- _Work instruction_
Character for character, reproduce every entry below.

- _Record excerpts_
---+---

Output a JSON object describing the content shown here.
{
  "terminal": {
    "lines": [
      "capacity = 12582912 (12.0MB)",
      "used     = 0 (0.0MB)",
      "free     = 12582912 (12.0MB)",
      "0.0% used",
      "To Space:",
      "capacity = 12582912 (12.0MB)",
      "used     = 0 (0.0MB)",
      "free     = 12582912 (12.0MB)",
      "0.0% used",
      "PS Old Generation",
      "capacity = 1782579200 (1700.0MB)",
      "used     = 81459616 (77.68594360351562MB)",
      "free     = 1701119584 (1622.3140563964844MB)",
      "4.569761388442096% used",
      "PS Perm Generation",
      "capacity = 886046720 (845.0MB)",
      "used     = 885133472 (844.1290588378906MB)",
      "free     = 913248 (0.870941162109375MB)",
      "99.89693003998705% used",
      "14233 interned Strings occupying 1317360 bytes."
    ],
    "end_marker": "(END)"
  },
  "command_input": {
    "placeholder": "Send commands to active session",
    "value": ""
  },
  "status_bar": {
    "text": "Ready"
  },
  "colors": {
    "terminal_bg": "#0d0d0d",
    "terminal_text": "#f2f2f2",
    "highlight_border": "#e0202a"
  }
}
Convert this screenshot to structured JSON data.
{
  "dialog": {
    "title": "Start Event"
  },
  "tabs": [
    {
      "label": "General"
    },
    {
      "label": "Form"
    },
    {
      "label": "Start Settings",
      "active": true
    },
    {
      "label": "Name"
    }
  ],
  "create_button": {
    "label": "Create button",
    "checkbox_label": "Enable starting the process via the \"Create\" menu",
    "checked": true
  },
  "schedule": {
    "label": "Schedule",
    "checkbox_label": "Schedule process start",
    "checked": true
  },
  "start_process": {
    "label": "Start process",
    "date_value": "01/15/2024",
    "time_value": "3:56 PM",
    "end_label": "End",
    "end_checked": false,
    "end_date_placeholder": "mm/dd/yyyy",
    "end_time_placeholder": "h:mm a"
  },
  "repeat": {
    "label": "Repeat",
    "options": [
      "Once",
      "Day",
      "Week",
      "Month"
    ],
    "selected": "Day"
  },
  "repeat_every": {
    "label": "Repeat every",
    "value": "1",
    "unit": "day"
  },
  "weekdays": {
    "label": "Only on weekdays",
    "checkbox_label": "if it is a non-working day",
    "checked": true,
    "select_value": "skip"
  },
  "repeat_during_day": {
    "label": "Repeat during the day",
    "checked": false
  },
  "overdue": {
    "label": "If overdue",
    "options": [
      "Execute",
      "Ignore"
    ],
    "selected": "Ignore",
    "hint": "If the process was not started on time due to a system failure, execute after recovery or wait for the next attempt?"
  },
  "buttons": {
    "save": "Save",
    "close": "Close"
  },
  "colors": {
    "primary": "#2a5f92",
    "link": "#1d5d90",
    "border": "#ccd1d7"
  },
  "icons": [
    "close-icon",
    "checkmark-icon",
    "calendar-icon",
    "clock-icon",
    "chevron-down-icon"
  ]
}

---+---

- _Solved exercise_
Output a JSON object describing the content shown here.
{
  "terminal": {
    "lines": [
      "capacity = 12582912 (12.0MB)",
      "used     = 0 (0.0MB)",
      "free     = 12582912 (12.0MB)",
      "0.0% used",
      "To Space:",
      "capacity = 12582912 (12.0MB)",
      "used     = 0 (0.0MB)",
      "free     = 12582912 (12.0MB)",
      "0.0% used",
      "PS Old Generation",
      "capacity = 1782579200 (1700.0MB)",
      "used     = 81459616 (77.68594360351562MB)",
      "free     = 1701119584 (1622.3140563964844MB)",
      "4.569761388442096% used",
      "PS Perm Generation",
      "capacity = 886046720 (845.0MB)",
      "used     = 885133472 (844.1290588378906MB)",
      "free     = 913248 (0.870941162109375MB)",
      "99.89693003998705% used",
      "14233 interned Strings occupying 1317360 bytes."
    ],
    "end_marker": "(END)"
  },
  "command_input": {
    "placeholder": "Send commands to active session",
    "value": ""
  },
  "status_bar": {
    "text": "Ready"
  },
  "colors": {
    "terminal_bg": "#0d0d0d",
    "terminal_text": "#f2f2f2",
    "highlight_border": "#e0202a"
  }
}
Convert this screenshot to structured JSON data.
{
  "dialog": {
    "title": "Start Event"
  },
  "tabs": [
    {
      "label": "General"
    },
    {
      "label": "Form"
    },
    {
      "label": "Start Settings",
      "active": true
    },
    {
      "label": "Name"
    }
  ],
  "create_button": {
    "label": "Create button",
    "checkbox_label": "Enable starting the process via the \"Create\" menu",
    "checked": true
  },
  "schedule": {
    "label": "Schedule",
    "checkbox_label": "Schedule process start",
    "checked": true
  },
  "start_process": {
    "label": "Start process",
    "date_value": "01/15/2024",
    "time_value": "3:56 PM",
    "end_label": "End",
    "end_checked": false,
    "end_date_placeholder": "mm/dd/yyyy",
    "end_time_placeholder": "h:mm a"
  },
  "repeat": {
    "label": "Repeat",
    "options": [
      "Once",
      "Day",
      "Week",
      "Month"
    ],
    "selected": "Day"
  },
  "repeat_every": {
    "label": "Repeat every",
    "value": "1",
    "unit": "day"
  },
  "weekdays": {
    "label": "Only on weekdays",
    "checkbox_label": "if it is a non-working day",
    "checked": true,
    "select_value": "skip"
  },
  "repeat_during_day": {
    "label": "Repeat during the day",
    "checked": false
  },
  "overdue": {
    "label": "If overdue",
    "options": [
      "Execute",
      "Ignore"
    ],
    "selected": "Ignore",
    "hint": "If the process was not started on time due to a system failure, execute after recovery or wait for the next attempt?"
  },
  "buttons": {
    "save": "Save",
    "close": "Close"
  },
  "colors": {
    "primary": "#2a5f92",
    "link": "#1d5d90",
    "border": "#ccd1d7"
  },
  "icons": [
    "close-icon",
    "checkmark-icon",
    "calendar-icon",
    "clock-icon",
    "chevron-down-icon"
  ]
}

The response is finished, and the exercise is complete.